» What to work on
Down to the final line, print the records below exactly and without pictures.
>>>
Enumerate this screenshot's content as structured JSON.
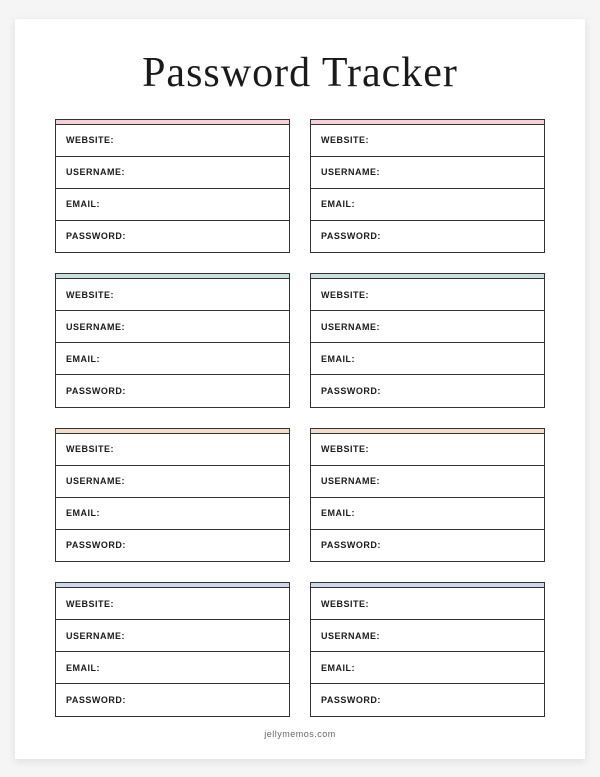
{
  "title": "Password Tracker",
  "footer": "jellymemos.com",
  "fields": {
    "website": "WEBSITE:",
    "username": "USERNAME:",
    "email": "EMAIL:",
    "password": "PASSWORD:"
  },
  "accents": {
    "row1": "#f5d0d6",
    "row2": "#c8e0dd",
    "row3": "#f5dcc8",
    "row4": "#cdd6ed"
  }
}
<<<
» Exercise solution
Enumerate this screenshot's content as structured JSON.
{
  "title": "Password Tracker",
  "footer": "jellymemos.com",
  "fields": {
    "website": "WEBSITE:",
    "username": "USERNAME:",
    "email": "EMAIL:",
    "password": "PASSWORD:"
  },
  "accents": {
    "row1": "#f5d0d6",
    "row2": "#c8e0dd",
    "row3": "#f5dcc8",
    "row4": "#cdd6ed"
  }
}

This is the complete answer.